* **Task to carry out**: The required output is every entry, printed exactly as written.

* **Data shown**:
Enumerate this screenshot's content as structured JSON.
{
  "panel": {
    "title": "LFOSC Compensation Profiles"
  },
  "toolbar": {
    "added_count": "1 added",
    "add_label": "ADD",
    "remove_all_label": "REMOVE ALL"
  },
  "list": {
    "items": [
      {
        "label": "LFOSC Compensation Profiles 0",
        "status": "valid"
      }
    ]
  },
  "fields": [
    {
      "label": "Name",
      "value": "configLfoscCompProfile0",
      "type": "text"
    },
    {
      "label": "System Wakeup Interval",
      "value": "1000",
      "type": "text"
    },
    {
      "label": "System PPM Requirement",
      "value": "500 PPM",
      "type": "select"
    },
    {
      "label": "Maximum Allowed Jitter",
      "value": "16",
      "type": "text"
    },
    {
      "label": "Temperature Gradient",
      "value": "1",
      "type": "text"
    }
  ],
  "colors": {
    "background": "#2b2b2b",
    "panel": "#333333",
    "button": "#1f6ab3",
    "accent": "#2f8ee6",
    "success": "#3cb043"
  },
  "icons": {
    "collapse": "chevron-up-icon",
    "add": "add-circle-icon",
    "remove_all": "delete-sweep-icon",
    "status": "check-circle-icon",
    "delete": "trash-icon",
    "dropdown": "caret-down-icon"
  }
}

* **Solution to this problem**:
Enumerate this screenshot's content as structured JSON.
{
  "panel": {
    "title": "LFOSC Compensation Profiles"
  },
  "toolbar": {
    "added_count": "1 added",
    "add_label": "ADD",
    "remove_all_label": "REMOVE ALL"
  },
  "list": {
    "items": [
      {
        "label": "LFOSC Compensation Profiles 0",
        "status": "valid"
      }
    ]
  },
  "fields": [
    {
      "label": "Name",
      "value": "configLfoscCompProfile0",
      "type": "text"
    },
    {
      "label": "System Wakeup Interval",
      "value": "1000",
      "type": "text"
    },
    {
      "label": "System PPM Requirement",
      "value": "500 PPM",
      "type": "select"
    },
    {
      "label": "Maximum Allowed Jitter",
      "value": "16",
      "type": "text"
    },
    {
      "label": "Temperature Gradient",
      "value": "1",
      "type": "text"
    }
  ],
  "colors": {
    "background": "#2b2b2b",
    "panel": "#333333",
    "button": "#1f6ab3",
    "accent": "#2f8ee6",
    "success": "#3cb043"
  },
  "icons": {
    "collapse": "chevron-up-icon",
    "add": "add-circle-icon",
    "remove_all": "delete-sweep-icon",
    "status": "check-circle-icon",
    "delete": "trash-icon",
    "dropdown": "caret-down-icon"
  }
}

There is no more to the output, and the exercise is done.